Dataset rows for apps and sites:

=== Begin Enclosure ===

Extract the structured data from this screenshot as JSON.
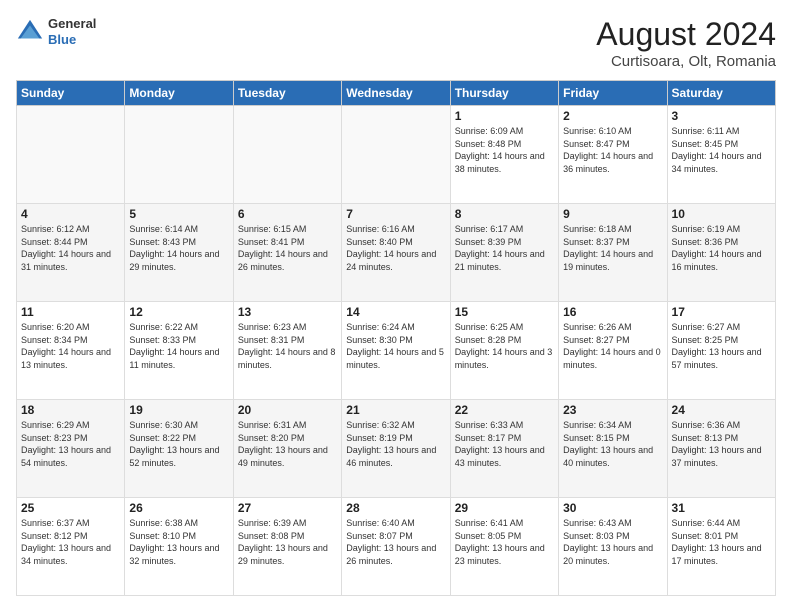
{
  "header": {
    "logo": {
      "general": "General",
      "blue": "Blue"
    },
    "title": "August 2024",
    "location": "Curtisoara, Olt, Romania"
  },
  "calendar": {
    "weekdays": [
      "Sunday",
      "Monday",
      "Tuesday",
      "Wednesday",
      "Thursday",
      "Friday",
      "Saturday"
    ],
    "weeks": [
      [
        {
          "day": "",
          "detail": ""
        },
        {
          "day": "",
          "detail": ""
        },
        {
          "day": "",
          "detail": ""
        },
        {
          "day": "",
          "detail": ""
        },
        {
          "day": "1",
          "detail": "Sunrise: 6:09 AM\nSunset: 8:48 PM\nDaylight: 14 hours and 38 minutes."
        },
        {
          "day": "2",
          "detail": "Sunrise: 6:10 AM\nSunset: 8:47 PM\nDaylight: 14 hours and 36 minutes."
        },
        {
          "day": "3",
          "detail": "Sunrise: 6:11 AM\nSunset: 8:45 PM\nDaylight: 14 hours and 34 minutes."
        }
      ],
      [
        {
          "day": "4",
          "detail": "Sunrise: 6:12 AM\nSunset: 8:44 PM\nDaylight: 14 hours and 31 minutes."
        },
        {
          "day": "5",
          "detail": "Sunrise: 6:14 AM\nSunset: 8:43 PM\nDaylight: 14 hours and 29 minutes."
        },
        {
          "day": "6",
          "detail": "Sunrise: 6:15 AM\nSunset: 8:41 PM\nDaylight: 14 hours and 26 minutes."
        },
        {
          "day": "7",
          "detail": "Sunrise: 6:16 AM\nSunset: 8:40 PM\nDaylight: 14 hours and 24 minutes."
        },
        {
          "day": "8",
          "detail": "Sunrise: 6:17 AM\nSunset: 8:39 PM\nDaylight: 14 hours and 21 minutes."
        },
        {
          "day": "9",
          "detail": "Sunrise: 6:18 AM\nSunset: 8:37 PM\nDaylight: 14 hours and 19 minutes."
        },
        {
          "day": "10",
          "detail": "Sunrise: 6:19 AM\nSunset: 8:36 PM\nDaylight: 14 hours and 16 minutes."
        }
      ],
      [
        {
          "day": "11",
          "detail": "Sunrise: 6:20 AM\nSunset: 8:34 PM\nDaylight: 14 hours and 13 minutes."
        },
        {
          "day": "12",
          "detail": "Sunrise: 6:22 AM\nSunset: 8:33 PM\nDaylight: 14 hours and 11 minutes."
        },
        {
          "day": "13",
          "detail": "Sunrise: 6:23 AM\nSunset: 8:31 PM\nDaylight: 14 hours and 8 minutes."
        },
        {
          "day": "14",
          "detail": "Sunrise: 6:24 AM\nSunset: 8:30 PM\nDaylight: 14 hours and 5 minutes."
        },
        {
          "day": "15",
          "detail": "Sunrise: 6:25 AM\nSunset: 8:28 PM\nDaylight: 14 hours and 3 minutes."
        },
        {
          "day": "16",
          "detail": "Sunrise: 6:26 AM\nSunset: 8:27 PM\nDaylight: 14 hours and 0 minutes."
        },
        {
          "day": "17",
          "detail": "Sunrise: 6:27 AM\nSunset: 8:25 PM\nDaylight: 13 hours and 57 minutes."
        }
      ],
      [
        {
          "day": "18",
          "detail": "Sunrise: 6:29 AM\nSunset: 8:23 PM\nDaylight: 13 hours and 54 minutes."
        },
        {
          "day": "19",
          "detail": "Sunrise: 6:30 AM\nSunset: 8:22 PM\nDaylight: 13 hours and 52 minutes."
        },
        {
          "day": "20",
          "detail": "Sunrise: 6:31 AM\nSunset: 8:20 PM\nDaylight: 13 hours and 49 minutes."
        },
        {
          "day": "21",
          "detail": "Sunrise: 6:32 AM\nSunset: 8:19 PM\nDaylight: 13 hours and 46 minutes."
        },
        {
          "day": "22",
          "detail": "Sunrise: 6:33 AM\nSunset: 8:17 PM\nDaylight: 13 hours and 43 minutes."
        },
        {
          "day": "23",
          "detail": "Sunrise: 6:34 AM\nSunset: 8:15 PM\nDaylight: 13 hours and 40 minutes."
        },
        {
          "day": "24",
          "detail": "Sunrise: 6:36 AM\nSunset: 8:13 PM\nDaylight: 13 hours and 37 minutes."
        }
      ],
      [
        {
          "day": "25",
          "detail": "Sunrise: 6:37 AM\nSunset: 8:12 PM\nDaylight: 13 hours and 34 minutes."
        },
        {
          "day": "26",
          "detail": "Sunrise: 6:38 AM\nSunset: 8:10 PM\nDaylight: 13 hours and 32 minutes."
        },
        {
          "day": "27",
          "detail": "Sunrise: 6:39 AM\nSunset: 8:08 PM\nDaylight: 13 hours and 29 minutes."
        },
        {
          "day": "28",
          "detail": "Sunrise: 6:40 AM\nSunset: 8:07 PM\nDaylight: 13 hours and 26 minutes."
        },
        {
          "day": "29",
          "detail": "Sunrise: 6:41 AM\nSunset: 8:05 PM\nDaylight: 13 hours and 23 minutes."
        },
        {
          "day": "30",
          "detail": "Sunrise: 6:43 AM\nSunset: 8:03 PM\nDaylight: 13 hours and 20 minutes."
        },
        {
          "day": "31",
          "detail": "Sunrise: 6:44 AM\nSunset: 8:01 PM\nDaylight: 13 hours and 17 minutes."
        }
      ]
    ]
  }
}
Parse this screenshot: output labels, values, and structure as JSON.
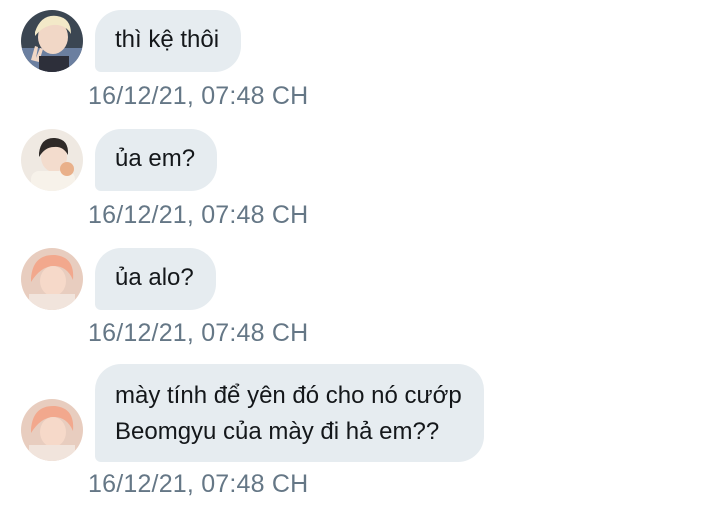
{
  "conversation": {
    "messages": [
      {
        "text": "thì kệ thôi",
        "timestamp": "16/12/21, 07:48 CH",
        "avatar": "avatar-blond-peace-sign"
      },
      {
        "text": "ủa em?",
        "timestamp": "16/12/21, 07:48 CH",
        "avatar": "avatar-dark-hair"
      },
      {
        "text": "ủa alo?",
        "timestamp": "16/12/21, 07:48 CH",
        "avatar": "avatar-peach-hair"
      },
      {
        "text_line1": "mày tính để yên đó cho nó cướp",
        "text_line2": "Beomgyu của mày đi hả em??",
        "timestamp": "16/12/21, 07:48 CH",
        "avatar": "avatar-peach-hair"
      }
    ]
  },
  "colors": {
    "bubble": "#e6ecf0",
    "text": "#14171a",
    "timestamp": "#657786"
  }
}
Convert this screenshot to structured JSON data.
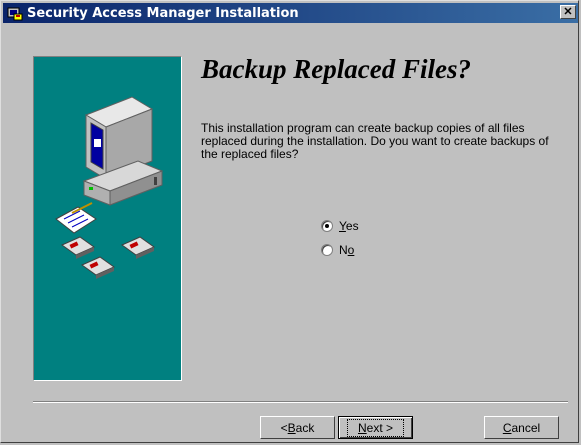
{
  "window": {
    "title": "Security Access Manager Installation",
    "close_label": "✕"
  },
  "page": {
    "heading": "Backup Replaced Files?",
    "description": "This installation program can create backup copies of all files replaced during the installation.  Do you want to create backups of the replaced files?"
  },
  "options": {
    "yes": {
      "label_pre": "",
      "label_ul": "Y",
      "label_post": "es",
      "selected": true
    },
    "no": {
      "label_pre": "N",
      "label_ul": "o",
      "label_post": "",
      "selected": false
    }
  },
  "buttons": {
    "back": {
      "prefix": "< ",
      "ul": "B",
      "rest": "ack"
    },
    "next": {
      "ul": "N",
      "rest": "ext >"
    },
    "cancel": {
      "ul": "C",
      "rest": "ancel"
    }
  },
  "colors": {
    "titlebar_start": "#0a246a",
    "titlebar_end": "#3a6ea5",
    "panel": "#008080",
    "face": "#c0c0c0"
  },
  "icons": [
    "installer-icon",
    "close-icon",
    "computer-icon",
    "notepad-icon",
    "floppy-disk-icon"
  ]
}
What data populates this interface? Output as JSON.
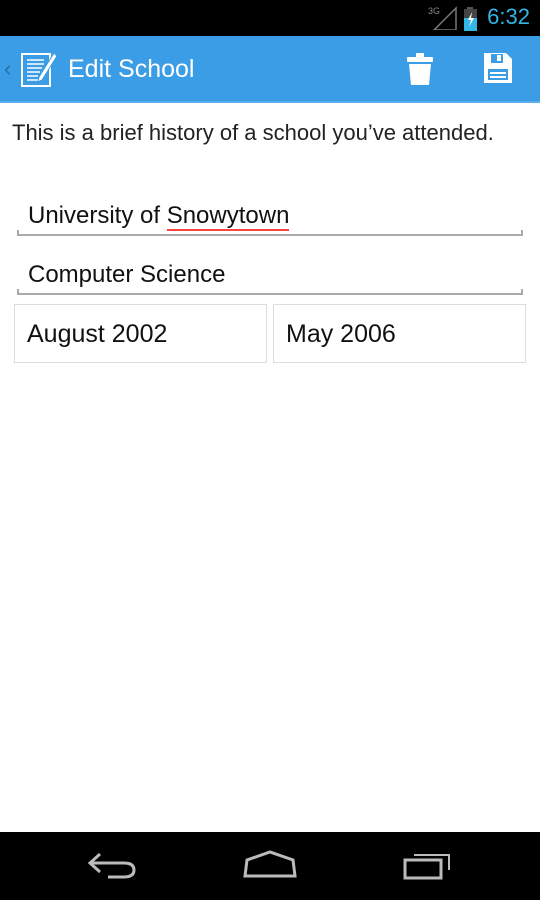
{
  "status_bar": {
    "network": "3G",
    "time": "6:32",
    "time_color": "#33b5e5"
  },
  "action_bar": {
    "title": "Edit School",
    "color": "#3b9de6",
    "back_glyph": "‹",
    "actions": [
      "trash-icon",
      "save-icon"
    ]
  },
  "form": {
    "intro": "This is a brief history of a school you’ve attended.",
    "school_prefix": "University of ",
    "school_misspelled": "Snowytown",
    "major": "Computer Science",
    "start_date": "August 2002",
    "end_date": "May 2006"
  },
  "nav_bar": [
    "back-icon",
    "home-icon",
    "recents-icon"
  ]
}
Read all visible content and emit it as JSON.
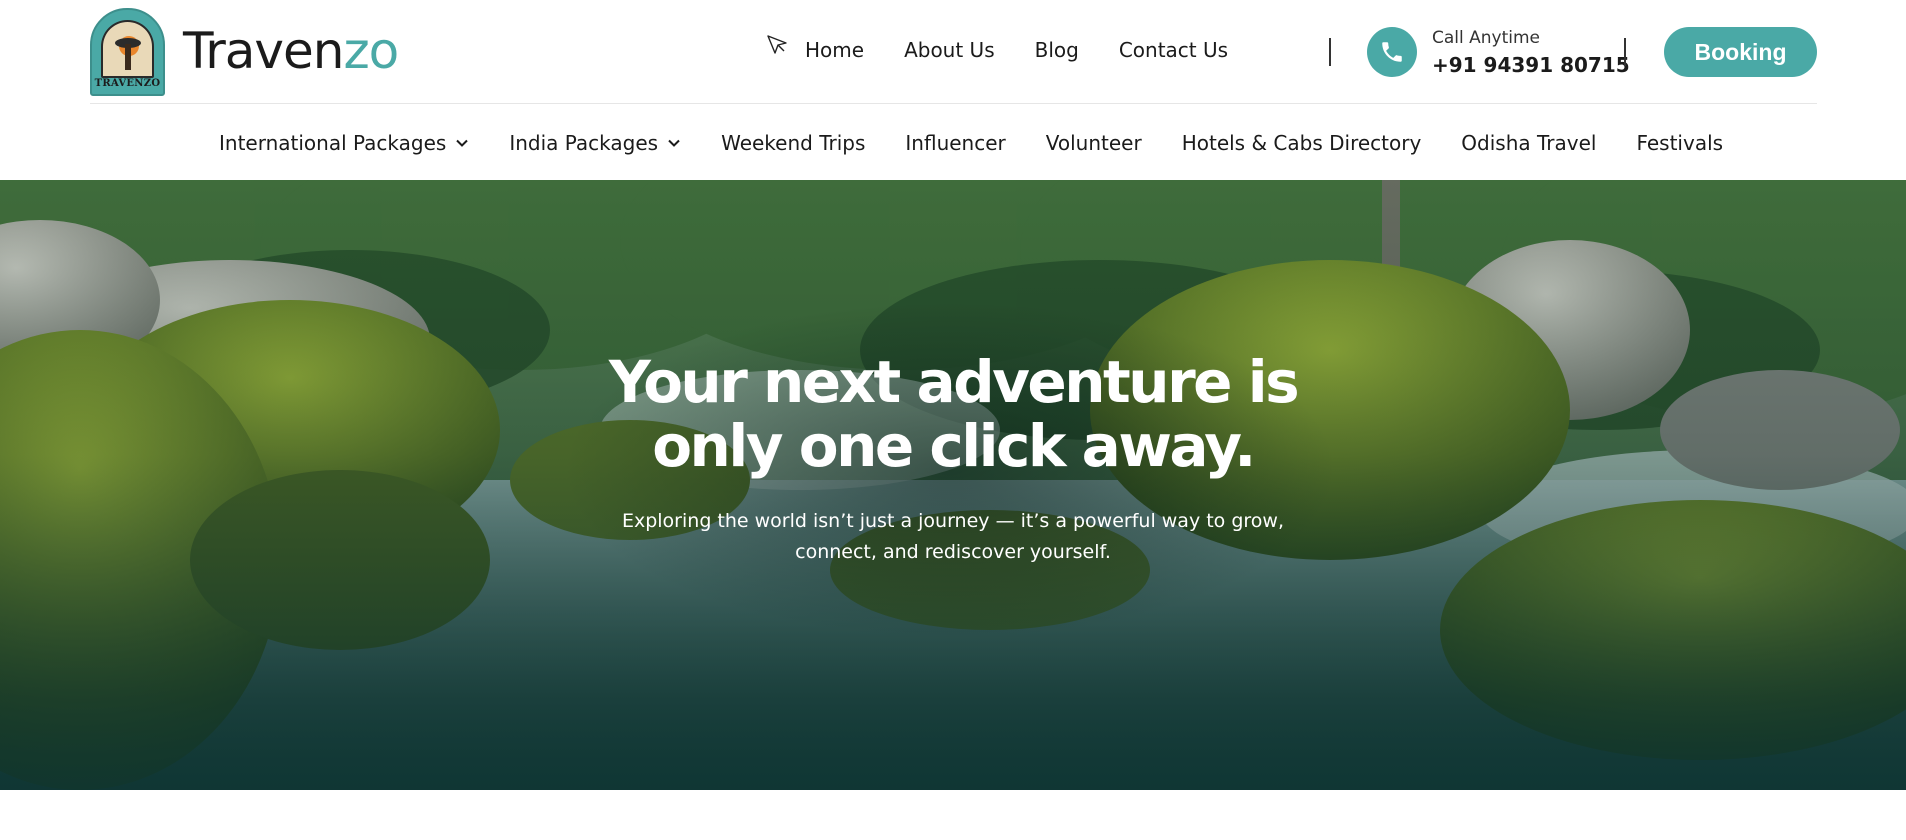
{
  "brand": {
    "logo_text": "TRAVENZO",
    "name_main": "Traven",
    "name_accent": "zo"
  },
  "top_nav": [
    "Home",
    "About Us",
    "Blog",
    "Contact Us"
  ],
  "contact": {
    "label": "Call Anytime",
    "phone": "+91 94391 80715"
  },
  "booking_label": "Booking",
  "main_nav": [
    {
      "label": "International Packages",
      "dropdown": true
    },
    {
      "label": "India Packages",
      "dropdown": true
    },
    {
      "label": "Weekend Trips",
      "dropdown": false
    },
    {
      "label": "Influencer",
      "dropdown": false
    },
    {
      "label": "Volunteer",
      "dropdown": false
    },
    {
      "label": "Hotels & Cabs Directory",
      "dropdown": false
    },
    {
      "label": "Odisha Travel",
      "dropdown": false
    },
    {
      "label": "Festivals",
      "dropdown": false
    }
  ],
  "hero": {
    "title_line1": "Your next adventure is",
    "title_line2": "only one click away.",
    "subtitle_line1": "Exploring the world isn’t just a journey — it’s a powerful way to grow,",
    "subtitle_line2": "connect, and rediscover yourself."
  },
  "colors": {
    "accent": "#4aa9a6",
    "text": "#1b1b1b"
  },
  "icons": {
    "phone": "phone-icon",
    "chevron": "chevron-down-icon",
    "cursor": "cursor-icon"
  }
}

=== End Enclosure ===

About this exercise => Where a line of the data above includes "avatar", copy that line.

Response =>
        "avatar": "avatar-blond-peace-sign"
        "avatar": "avatar-dark-hair"
        "avatar": "avatar-peach-hair"
        "avatar": "avatar-peach-hair"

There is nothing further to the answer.